Assigned task: Each record below is to be output unchanged, and any picture is to be dropped.
::::::::::
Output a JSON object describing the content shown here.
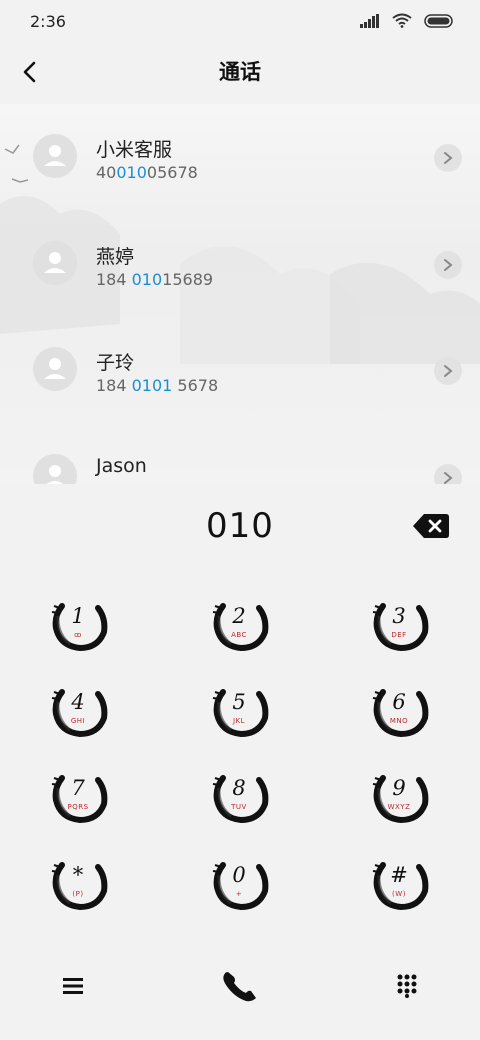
{
  "status_bar": {
    "time": "2:36"
  },
  "header": {
    "title": "通话"
  },
  "contacts": [
    {
      "name": "小米客服",
      "number_parts": [
        "40",
        "010",
        "05678"
      ]
    },
    {
      "name": "燕婷",
      "number_parts": [
        "184 ",
        "010",
        "15689"
      ]
    },
    {
      "name": "子玲",
      "number_parts": [
        "184 ",
        "0101",
        " 5678"
      ]
    },
    {
      "name": "Jason",
      "number_parts": [
        "",
        "",
        ""
      ]
    }
  ],
  "dialpad": {
    "input": "010",
    "keys": [
      {
        "digit": "1",
        "letters": "ꝏ"
      },
      {
        "digit": "2",
        "letters": "ABC"
      },
      {
        "digit": "3",
        "letters": "DEF"
      },
      {
        "digit": "4",
        "letters": "GHI"
      },
      {
        "digit": "5",
        "letters": "JKL"
      },
      {
        "digit": "6",
        "letters": "MNO"
      },
      {
        "digit": "7",
        "letters": "PQRS"
      },
      {
        "digit": "8",
        "letters": "TUV"
      },
      {
        "digit": "9",
        "letters": "WXYZ"
      },
      {
        "digit": "*",
        "letters": "(P)"
      },
      {
        "digit": "0",
        "letters": "+"
      },
      {
        "digit": "#",
        "letters": "(W)"
      }
    ]
  },
  "colors": {
    "highlight": "#1a8fd6",
    "key_letters": "#c0282a",
    "background": "#f2f2f2"
  },
  "icons": [
    "back-arrow-icon",
    "signal-icon",
    "wifi-icon",
    "battery-icon",
    "person-icon",
    "chevron-right-icon",
    "backspace-icon",
    "menu-icon",
    "phone-icon",
    "keypad-icon"
  ]
}
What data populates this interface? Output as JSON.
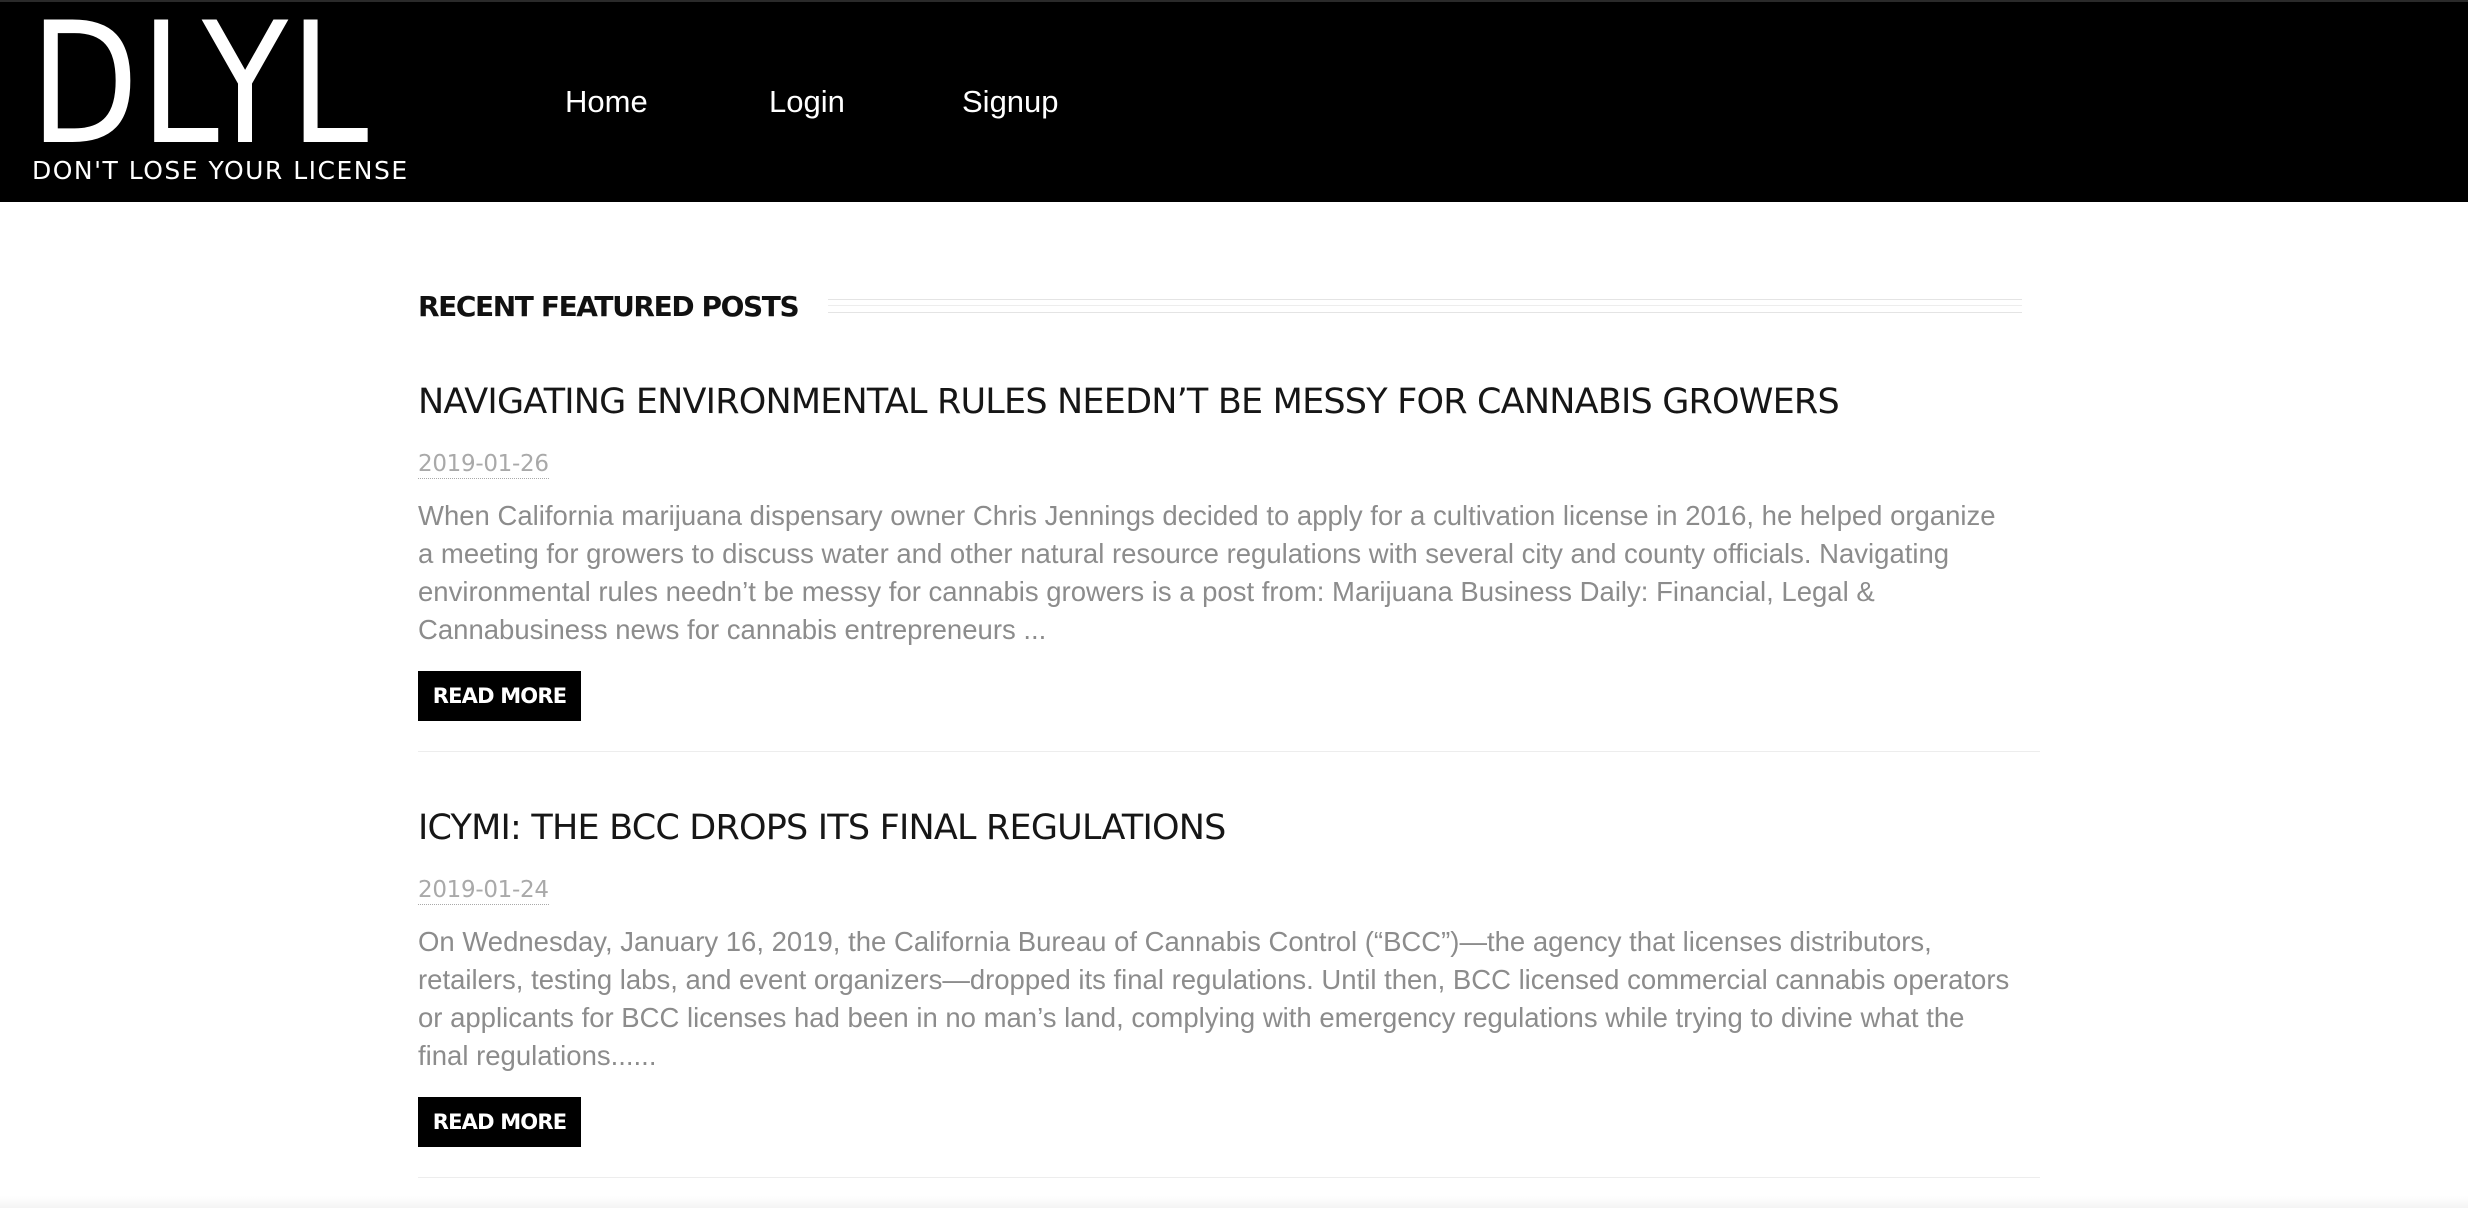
{
  "site": {
    "logo_main": "DLYL",
    "logo_tagline": "DON'T LOSE YOUR LICENSE"
  },
  "nav": {
    "items": [
      {
        "label": "Home"
      },
      {
        "label": "Login"
      },
      {
        "label": "Signup"
      }
    ]
  },
  "section": {
    "title": "RECENT FEATURED POSTS"
  },
  "posts": [
    {
      "title": "NAVIGATING ENVIRONMENTAL RULES NEEDN’T BE MESSY FOR CANNABIS GROWERS",
      "date": "2019-01-26",
      "excerpt": "When California marijuana dispensary owner Chris Jennings decided to apply for a cultivation license in 2016, he helped organize a meeting for growers to discuss water and other natural resource regulations with several city and county officials. Navigating environmental rules needn’t be messy for cannabis growers is a post from: Marijuana Business Daily: Financial, Legal & Cannabusiness news for cannabis entrepreneurs ...",
      "read_more": "READ MORE"
    },
    {
      "title": "ICYMI: THE BCC DROPS ITS FINAL REGULATIONS",
      "date": "2019-01-24",
      "excerpt": "On Wednesday, January 16, 2019, the California Bureau of Cannabis Control (“BCC”)—the agency that licenses distributors, retailers, testing labs, and event organizers—dropped its final regulations. Until then, BCC licensed commercial cannabis operators or applicants for BCC licenses had been in no man’s land, complying with emergency regulations while trying to divine what the final regulations......",
      "read_more": "READ MORE"
    }
  ],
  "colors": {
    "header_bg": "#000000",
    "header_text": "#ffffff",
    "title_text": "#161616",
    "excerpt_text": "#8c8c8c",
    "date_text": "#a9a9a9",
    "button_bg": "#000000"
  }
}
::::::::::
Answer to this exercise:
Output a JSON object describing the content shown here.
{
  "status_bar": {
    "time": "2:36"
  },
  "header": {
    "title": "通话"
  },
  "contacts": [
    {
      "name": "小米客服",
      "number_parts": [
        "40",
        "010",
        "05678"
      ]
    },
    {
      "name": "燕婷",
      "number_parts": [
        "184 ",
        "010",
        "15689"
      ]
    },
    {
      "name": "子玲",
      "number_parts": [
        "184 ",
        "0101",
        " 5678"
      ]
    },
    {
      "name": "Jason",
      "number_parts": [
        "",
        "",
        ""
      ]
    }
  ],
  "dialpad": {
    "input": "010",
    "keys": [
      {
        "digit": "1",
        "letters": "ꝏ"
      },
      {
        "digit": "2",
        "letters": "ABC"
      },
      {
        "digit": "3",
        "letters": "DEF"
      },
      {
        "digit": "4",
        "letters": "GHI"
      },
      {
        "digit": "5",
        "letters": "JKL"
      },
      {
        "digit": "6",
        "letters": "MNO"
      },
      {
        "digit": "7",
        "letters": "PQRS"
      },
      {
        "digit": "8",
        "letters": "TUV"
      },
      {
        "digit": "9",
        "letters": "WXYZ"
      },
      {
        "digit": "*",
        "letters": "(P)"
      },
      {
        "digit": "0",
        "letters": "+"
      },
      {
        "digit": "#",
        "letters": "(W)"
      }
    ]
  },
  "colors": {
    "highlight": "#1a8fd6",
    "key_letters": "#c0282a",
    "background": "#f2f2f2"
  },
  "icons": [
    "back-arrow-icon",
    "signal-icon",
    "wifi-icon",
    "battery-icon",
    "person-icon",
    "chevron-right-icon",
    "backspace-icon",
    "menu-icon",
    "phone-icon",
    "keypad-icon"
  ]
}
What data populates this interface? Output as JSON.
{
  "site": {
    "logo_main": "DLYL",
    "logo_tagline": "DON'T LOSE YOUR LICENSE"
  },
  "nav": {
    "items": [
      {
        "label": "Home"
      },
      {
        "label": "Login"
      },
      {
        "label": "Signup"
      }
    ]
  },
  "section": {
    "title": "RECENT FEATURED POSTS"
  },
  "posts": [
    {
      "title": "NAVIGATING ENVIRONMENTAL RULES NEEDN’T BE MESSY FOR CANNABIS GROWERS",
      "date": "2019-01-26",
      "excerpt": "When California marijuana dispensary owner Chris Jennings decided to apply for a cultivation license in 2016, he helped organize a meeting for growers to discuss water and other natural resource regulations with several city and county officials. Navigating environmental rules needn’t be messy for cannabis growers is a post from: Marijuana Business Daily: Financial, Legal & Cannabusiness news for cannabis entrepreneurs ...",
      "read_more": "READ MORE"
    },
    {
      "title": "ICYMI: THE BCC DROPS ITS FINAL REGULATIONS",
      "date": "2019-01-24",
      "excerpt": "On Wednesday, January 16, 2019, the California Bureau of Cannabis Control (“BCC”)—the agency that licenses distributors, retailers, testing labs, and event organizers—dropped its final regulations. Until then, BCC licensed commercial cannabis operators or applicants for BCC licenses had been in no man’s land, complying with emergency regulations while trying to divine what the final regulations......",
      "read_more": "READ MORE"
    }
  ],
  "colors": {
    "header_bg": "#000000",
    "header_text": "#ffffff",
    "title_text": "#161616",
    "excerpt_text": "#8c8c8c",
    "date_text": "#a9a9a9",
    "button_bg": "#000000"
  }
}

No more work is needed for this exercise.